= Source data =
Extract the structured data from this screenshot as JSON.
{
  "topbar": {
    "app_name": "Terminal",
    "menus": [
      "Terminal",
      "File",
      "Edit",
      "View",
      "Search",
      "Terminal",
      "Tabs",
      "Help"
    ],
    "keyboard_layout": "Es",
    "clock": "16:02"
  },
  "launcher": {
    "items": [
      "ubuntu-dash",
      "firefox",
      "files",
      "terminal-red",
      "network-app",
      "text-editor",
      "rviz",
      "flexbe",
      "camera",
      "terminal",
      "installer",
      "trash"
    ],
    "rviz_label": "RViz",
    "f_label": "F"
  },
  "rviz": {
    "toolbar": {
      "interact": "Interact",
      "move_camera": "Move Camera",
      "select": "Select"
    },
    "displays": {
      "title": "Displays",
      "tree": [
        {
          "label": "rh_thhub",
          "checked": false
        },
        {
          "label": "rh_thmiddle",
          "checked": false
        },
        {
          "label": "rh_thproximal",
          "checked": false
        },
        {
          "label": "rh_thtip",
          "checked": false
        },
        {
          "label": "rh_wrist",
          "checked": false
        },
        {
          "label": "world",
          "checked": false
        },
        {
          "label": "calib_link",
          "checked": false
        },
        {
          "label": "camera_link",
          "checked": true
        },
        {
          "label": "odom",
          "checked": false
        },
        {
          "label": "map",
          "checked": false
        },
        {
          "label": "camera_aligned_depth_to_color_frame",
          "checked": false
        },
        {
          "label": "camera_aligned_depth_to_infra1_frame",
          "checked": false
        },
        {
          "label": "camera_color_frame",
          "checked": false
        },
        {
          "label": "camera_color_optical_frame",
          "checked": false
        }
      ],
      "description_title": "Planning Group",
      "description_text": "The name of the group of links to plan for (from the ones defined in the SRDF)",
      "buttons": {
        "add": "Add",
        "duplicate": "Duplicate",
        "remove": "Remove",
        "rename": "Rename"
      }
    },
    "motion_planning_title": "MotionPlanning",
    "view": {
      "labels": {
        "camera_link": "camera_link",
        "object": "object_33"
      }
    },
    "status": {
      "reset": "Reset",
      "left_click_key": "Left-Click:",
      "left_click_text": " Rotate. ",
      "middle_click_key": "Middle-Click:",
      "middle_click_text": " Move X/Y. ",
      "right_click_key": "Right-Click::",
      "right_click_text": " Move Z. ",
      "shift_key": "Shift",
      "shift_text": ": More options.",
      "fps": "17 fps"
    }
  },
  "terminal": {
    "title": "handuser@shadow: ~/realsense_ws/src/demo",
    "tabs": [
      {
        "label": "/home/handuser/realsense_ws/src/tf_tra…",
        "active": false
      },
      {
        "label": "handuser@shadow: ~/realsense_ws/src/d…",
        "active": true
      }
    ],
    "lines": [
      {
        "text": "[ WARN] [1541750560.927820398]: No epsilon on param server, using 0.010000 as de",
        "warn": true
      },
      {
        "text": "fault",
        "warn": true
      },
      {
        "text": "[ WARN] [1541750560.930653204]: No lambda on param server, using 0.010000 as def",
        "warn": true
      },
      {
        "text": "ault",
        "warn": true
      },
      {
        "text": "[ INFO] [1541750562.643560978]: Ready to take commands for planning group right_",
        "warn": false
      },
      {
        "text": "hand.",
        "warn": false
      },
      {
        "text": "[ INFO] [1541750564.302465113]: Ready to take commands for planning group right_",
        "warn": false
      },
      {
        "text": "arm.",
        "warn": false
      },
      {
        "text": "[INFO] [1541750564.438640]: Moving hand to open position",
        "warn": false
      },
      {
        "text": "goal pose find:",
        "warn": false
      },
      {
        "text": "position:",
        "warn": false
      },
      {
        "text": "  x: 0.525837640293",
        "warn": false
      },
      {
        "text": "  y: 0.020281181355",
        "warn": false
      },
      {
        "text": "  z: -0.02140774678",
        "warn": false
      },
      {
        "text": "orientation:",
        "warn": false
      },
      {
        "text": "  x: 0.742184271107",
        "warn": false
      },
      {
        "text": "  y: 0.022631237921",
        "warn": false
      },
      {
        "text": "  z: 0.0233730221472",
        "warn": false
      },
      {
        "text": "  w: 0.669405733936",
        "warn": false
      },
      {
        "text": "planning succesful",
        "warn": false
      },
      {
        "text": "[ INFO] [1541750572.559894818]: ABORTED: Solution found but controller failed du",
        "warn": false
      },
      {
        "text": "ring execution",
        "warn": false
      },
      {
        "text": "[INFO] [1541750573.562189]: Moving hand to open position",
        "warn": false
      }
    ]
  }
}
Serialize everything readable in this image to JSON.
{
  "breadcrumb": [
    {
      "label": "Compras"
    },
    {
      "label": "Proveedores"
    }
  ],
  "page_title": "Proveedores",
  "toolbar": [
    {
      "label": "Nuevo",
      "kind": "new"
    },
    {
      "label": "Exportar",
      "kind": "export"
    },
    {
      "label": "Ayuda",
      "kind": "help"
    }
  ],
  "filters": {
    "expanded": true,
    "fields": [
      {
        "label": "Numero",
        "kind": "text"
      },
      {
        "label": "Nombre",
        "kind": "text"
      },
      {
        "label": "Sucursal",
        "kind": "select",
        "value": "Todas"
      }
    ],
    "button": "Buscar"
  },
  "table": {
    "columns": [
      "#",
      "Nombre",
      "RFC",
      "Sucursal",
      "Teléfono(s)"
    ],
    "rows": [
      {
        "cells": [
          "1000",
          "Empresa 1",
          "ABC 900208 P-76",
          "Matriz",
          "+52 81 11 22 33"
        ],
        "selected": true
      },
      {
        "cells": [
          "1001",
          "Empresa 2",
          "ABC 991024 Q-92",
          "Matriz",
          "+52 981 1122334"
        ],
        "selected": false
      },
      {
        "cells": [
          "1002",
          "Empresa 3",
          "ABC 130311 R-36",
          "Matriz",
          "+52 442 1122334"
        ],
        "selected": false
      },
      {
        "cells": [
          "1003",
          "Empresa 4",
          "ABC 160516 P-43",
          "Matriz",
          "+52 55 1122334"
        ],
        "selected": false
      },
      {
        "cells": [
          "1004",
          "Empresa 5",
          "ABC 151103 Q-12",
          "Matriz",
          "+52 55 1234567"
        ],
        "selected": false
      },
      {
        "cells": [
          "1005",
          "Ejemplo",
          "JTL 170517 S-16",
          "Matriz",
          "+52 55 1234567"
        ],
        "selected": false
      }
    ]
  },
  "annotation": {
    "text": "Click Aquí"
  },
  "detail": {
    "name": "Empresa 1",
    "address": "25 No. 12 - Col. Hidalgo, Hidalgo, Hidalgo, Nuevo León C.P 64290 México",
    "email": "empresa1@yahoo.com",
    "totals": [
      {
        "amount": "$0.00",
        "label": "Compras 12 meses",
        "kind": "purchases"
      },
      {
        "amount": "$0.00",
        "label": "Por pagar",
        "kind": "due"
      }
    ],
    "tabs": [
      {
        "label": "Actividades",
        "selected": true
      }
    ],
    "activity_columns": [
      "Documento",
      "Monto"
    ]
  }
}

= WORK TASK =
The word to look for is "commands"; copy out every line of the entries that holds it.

= EXERCISE RESPONSE =
        "text": "[ INFO] [1541750562.643560978]: Ready to take commands for planning group right_",
        "text": "[ INFO] [1541750564.302465113]: Ready to take commands for planning group right_",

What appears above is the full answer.